“That’s a good way for them to keep the lights on in the shopping center, generate a little extra revenue, and provides an opportunity for brands that are looking for ways to grow their pop-up,” Scott Blair, Popable’s co-founder and CEO, told us.
Its latest partnership is Walmart, which joined the platform last week to allow small brands to rent out short-term front-of-store space in time for the holiday shopping season.
Walmart has ~150 spaces available in Texas, Illinois, Georgia, and Colorado. Darryl Spinks, Walmart’s senior director of retail services, said in a statement the move exemplifies its “focus on offering services unique to the neighborhoods we serve.”
Meet your match: While similar platforms follow a broker model, representing either the retailer or brand in the lease, Blair told us Popable is a “peer-to-peer platform,” essentially a Match.com for brands and retailers.
“When you’re leasing space for retail, booking like a hotel doesn’t really work well,” he said. “You really need to walk the property, have the conversation with the party on the other side, and negotiate the terms.”
Brands can create a listing and then directly message leasing agents at shopping centers with open space they’re interested in.
They can also message other brands to join forces to lease a pop-up together, a trend that’s growing, Blair said.
Rent out of shape: While demand booms during the holidays, Blair said interest in short-term leases is growing year round. One of the main reasons? Paying rent on time and in full has been a continuing problem for small retail brands.
A survey published late last month from Alignable found that US small retail businesses’ rent delinquency rose to 43% in October, up from 31% in September, the sharpest increase of the year for the sector.

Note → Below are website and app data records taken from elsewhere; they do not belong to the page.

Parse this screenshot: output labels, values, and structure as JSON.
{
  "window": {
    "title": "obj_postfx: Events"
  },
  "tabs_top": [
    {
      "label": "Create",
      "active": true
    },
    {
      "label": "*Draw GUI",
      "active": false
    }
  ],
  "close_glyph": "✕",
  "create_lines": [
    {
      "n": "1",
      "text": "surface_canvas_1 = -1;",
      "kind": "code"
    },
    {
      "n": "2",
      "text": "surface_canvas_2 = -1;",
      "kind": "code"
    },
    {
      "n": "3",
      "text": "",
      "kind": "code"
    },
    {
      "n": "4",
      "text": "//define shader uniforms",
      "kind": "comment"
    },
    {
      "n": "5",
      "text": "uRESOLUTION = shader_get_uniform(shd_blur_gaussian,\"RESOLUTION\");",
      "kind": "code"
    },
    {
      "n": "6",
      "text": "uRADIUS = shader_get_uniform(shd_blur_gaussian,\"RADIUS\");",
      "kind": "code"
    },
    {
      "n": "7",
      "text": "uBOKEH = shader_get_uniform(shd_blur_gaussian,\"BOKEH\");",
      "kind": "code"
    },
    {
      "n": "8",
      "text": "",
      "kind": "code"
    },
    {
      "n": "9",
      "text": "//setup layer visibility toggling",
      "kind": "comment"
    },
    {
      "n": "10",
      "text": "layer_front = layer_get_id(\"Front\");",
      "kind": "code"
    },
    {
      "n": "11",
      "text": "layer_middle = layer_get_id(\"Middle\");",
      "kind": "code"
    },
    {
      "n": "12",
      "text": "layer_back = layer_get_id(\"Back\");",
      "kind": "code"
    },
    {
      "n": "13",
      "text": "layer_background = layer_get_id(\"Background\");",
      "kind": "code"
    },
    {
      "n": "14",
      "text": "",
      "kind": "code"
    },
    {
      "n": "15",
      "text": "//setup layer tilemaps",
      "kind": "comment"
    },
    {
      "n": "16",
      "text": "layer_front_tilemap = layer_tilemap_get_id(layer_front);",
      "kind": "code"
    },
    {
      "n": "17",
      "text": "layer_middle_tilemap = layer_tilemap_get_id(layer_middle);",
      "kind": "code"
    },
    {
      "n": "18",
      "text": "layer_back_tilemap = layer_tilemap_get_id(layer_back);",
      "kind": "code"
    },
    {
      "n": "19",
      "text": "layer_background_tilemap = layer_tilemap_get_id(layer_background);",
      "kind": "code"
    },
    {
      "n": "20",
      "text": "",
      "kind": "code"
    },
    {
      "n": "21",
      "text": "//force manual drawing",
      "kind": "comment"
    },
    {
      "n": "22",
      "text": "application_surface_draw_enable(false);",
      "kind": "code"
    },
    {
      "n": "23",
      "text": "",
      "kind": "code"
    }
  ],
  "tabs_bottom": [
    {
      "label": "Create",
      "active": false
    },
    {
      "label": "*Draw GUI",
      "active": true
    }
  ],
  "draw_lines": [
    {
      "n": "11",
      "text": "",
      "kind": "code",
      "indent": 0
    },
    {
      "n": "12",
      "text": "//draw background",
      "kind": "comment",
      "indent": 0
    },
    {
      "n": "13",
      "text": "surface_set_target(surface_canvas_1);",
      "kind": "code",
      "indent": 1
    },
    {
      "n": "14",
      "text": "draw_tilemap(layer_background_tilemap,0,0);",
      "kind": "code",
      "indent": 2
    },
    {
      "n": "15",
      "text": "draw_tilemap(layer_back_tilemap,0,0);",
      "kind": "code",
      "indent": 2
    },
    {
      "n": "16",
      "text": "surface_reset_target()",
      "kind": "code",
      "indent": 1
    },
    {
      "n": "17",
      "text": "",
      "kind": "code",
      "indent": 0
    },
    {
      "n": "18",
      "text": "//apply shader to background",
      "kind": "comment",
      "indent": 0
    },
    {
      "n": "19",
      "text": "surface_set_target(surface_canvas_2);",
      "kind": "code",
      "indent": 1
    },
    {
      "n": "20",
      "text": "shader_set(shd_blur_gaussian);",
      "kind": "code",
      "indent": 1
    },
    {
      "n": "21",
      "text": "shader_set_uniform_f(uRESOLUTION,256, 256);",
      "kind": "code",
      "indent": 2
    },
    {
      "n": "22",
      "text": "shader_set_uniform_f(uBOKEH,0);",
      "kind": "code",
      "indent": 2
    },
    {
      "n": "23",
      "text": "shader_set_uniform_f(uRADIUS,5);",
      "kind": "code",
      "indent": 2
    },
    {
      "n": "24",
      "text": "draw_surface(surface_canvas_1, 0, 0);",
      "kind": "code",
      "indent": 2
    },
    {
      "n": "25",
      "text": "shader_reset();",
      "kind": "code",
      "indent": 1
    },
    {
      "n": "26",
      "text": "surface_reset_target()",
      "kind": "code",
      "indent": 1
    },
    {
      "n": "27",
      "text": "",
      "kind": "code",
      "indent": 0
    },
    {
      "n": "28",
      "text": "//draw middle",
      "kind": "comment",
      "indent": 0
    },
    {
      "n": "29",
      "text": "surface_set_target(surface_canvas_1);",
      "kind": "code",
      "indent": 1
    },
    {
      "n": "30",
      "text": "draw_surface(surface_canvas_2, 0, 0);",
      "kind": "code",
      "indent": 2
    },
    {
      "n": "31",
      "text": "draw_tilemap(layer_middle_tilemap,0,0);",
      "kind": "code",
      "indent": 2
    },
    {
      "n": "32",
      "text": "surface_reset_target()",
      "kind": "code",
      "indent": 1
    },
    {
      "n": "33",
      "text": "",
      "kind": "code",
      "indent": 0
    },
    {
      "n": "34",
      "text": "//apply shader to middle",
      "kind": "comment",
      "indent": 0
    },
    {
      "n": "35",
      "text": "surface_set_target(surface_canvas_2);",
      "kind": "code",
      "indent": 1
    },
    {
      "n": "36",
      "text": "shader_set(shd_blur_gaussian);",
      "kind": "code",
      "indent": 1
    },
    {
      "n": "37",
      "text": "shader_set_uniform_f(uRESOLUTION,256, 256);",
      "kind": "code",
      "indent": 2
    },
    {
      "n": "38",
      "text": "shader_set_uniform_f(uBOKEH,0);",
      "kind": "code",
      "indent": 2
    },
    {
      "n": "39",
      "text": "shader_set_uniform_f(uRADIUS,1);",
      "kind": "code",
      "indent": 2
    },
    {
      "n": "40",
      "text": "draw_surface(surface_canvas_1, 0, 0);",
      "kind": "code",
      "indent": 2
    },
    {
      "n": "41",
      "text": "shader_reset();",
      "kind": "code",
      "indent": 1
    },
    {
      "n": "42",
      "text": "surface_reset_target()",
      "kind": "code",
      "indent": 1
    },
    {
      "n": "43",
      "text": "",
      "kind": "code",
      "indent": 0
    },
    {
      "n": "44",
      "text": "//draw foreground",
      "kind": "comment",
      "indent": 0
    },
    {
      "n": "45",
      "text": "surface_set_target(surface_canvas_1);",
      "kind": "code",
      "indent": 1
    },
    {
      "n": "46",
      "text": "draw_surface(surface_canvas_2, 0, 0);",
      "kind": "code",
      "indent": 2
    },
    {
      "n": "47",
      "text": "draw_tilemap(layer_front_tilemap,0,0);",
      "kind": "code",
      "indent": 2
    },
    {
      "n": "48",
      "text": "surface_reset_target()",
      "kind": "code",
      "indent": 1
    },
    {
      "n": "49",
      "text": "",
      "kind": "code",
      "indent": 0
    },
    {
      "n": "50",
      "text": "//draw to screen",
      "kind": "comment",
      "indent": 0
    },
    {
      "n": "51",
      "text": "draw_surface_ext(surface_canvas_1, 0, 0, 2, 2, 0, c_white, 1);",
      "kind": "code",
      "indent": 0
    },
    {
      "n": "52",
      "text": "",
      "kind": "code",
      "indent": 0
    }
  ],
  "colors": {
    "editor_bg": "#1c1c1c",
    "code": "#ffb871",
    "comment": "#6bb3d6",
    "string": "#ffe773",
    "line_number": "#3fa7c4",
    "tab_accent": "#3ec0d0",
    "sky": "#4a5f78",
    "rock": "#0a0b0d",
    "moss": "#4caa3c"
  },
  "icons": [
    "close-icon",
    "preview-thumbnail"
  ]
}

More brands have been turning to short-term leases to “mitigate some of that risk,” Blair said.